One of the most analyzed plays in existence is Shakespeare’s tragedy Hamlet, with its recurring question: “Is Hamlet’s madness feigned or real?” This question can only be answered through the portrayal of his character when he is associated with the other characters in the play. In Shakespeare’s play Prince Hamlet pretends to insane or mad, in order to thwart and baffle those who prevent him in his quest for revenge. Hamlet poses a viable threat to Claudius’ throne whether sane or insane, and Hamlet’s supposed insanity provides justification for detrimental action. Hamlet clearly has some tricks up his sleeve and has well thought out this fabricated madness.
To begin, ever since the death of the King, young Hamlet has been what seems to be a in a state of madness.

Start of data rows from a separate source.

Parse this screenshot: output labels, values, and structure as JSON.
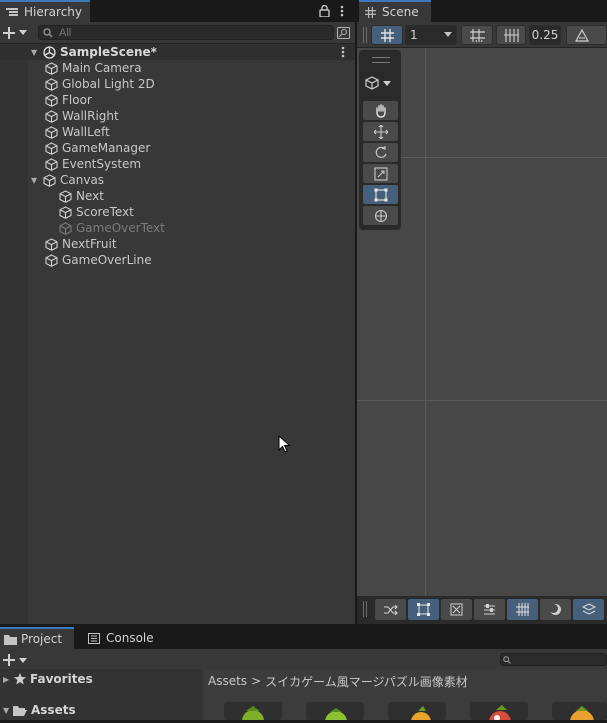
{
  "hierarchy": {
    "tab_label": "Hierarchy",
    "search_placeholder": "All",
    "scene_name": "SampleScene*",
    "items": [
      {
        "label": "Main Camera",
        "depth": 1,
        "enabled": true
      },
      {
        "label": "Global Light 2D",
        "depth": 1,
        "enabled": true
      },
      {
        "label": "Floor",
        "depth": 1,
        "enabled": true
      },
      {
        "label": "WallRight",
        "depth": 1,
        "enabled": true
      },
      {
        "label": "WallLeft",
        "depth": 1,
        "enabled": true
      },
      {
        "label": "GameManager",
        "depth": 1,
        "enabled": true
      },
      {
        "label": "EventSystem",
        "depth": 1,
        "enabled": true
      },
      {
        "label": "Canvas",
        "depth": 1,
        "enabled": true,
        "expanded": true
      },
      {
        "label": "Next",
        "depth": 2,
        "enabled": true
      },
      {
        "label": "ScoreText",
        "depth": 2,
        "enabled": true
      },
      {
        "label": "GameOverText",
        "depth": 2,
        "enabled": false
      },
      {
        "label": "NextFruit",
        "depth": 1,
        "enabled": true
      },
      {
        "label": "GameOverLine",
        "depth": 1,
        "enabled": true
      }
    ]
  },
  "scene": {
    "tab_label": "Scene",
    "grid_value": "1",
    "snap_value": "0.25"
  },
  "bottom": {
    "project_tab": "Project",
    "console_tab": "Console",
    "favorites": "Favorites",
    "assets": "Assets",
    "breadcrumb_root": "Assets",
    "breadcrumb_sep": ">",
    "breadcrumb_folder": "スイカゲーム風マージパズル画像素材"
  },
  "colors": {
    "accent": "#3a79bb",
    "active_button": "#46607c",
    "panel": "#383838"
  }
}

After the death of his father Prince Hamlet is melancholy, bitter, and full of hatred for his uncle’s repulsive acts. These characteristics make the reader believe that Hamlet has a real pathological condition. But there is a great deal of evidence that he is doing this to prevent those who are trying to lay hands on hi.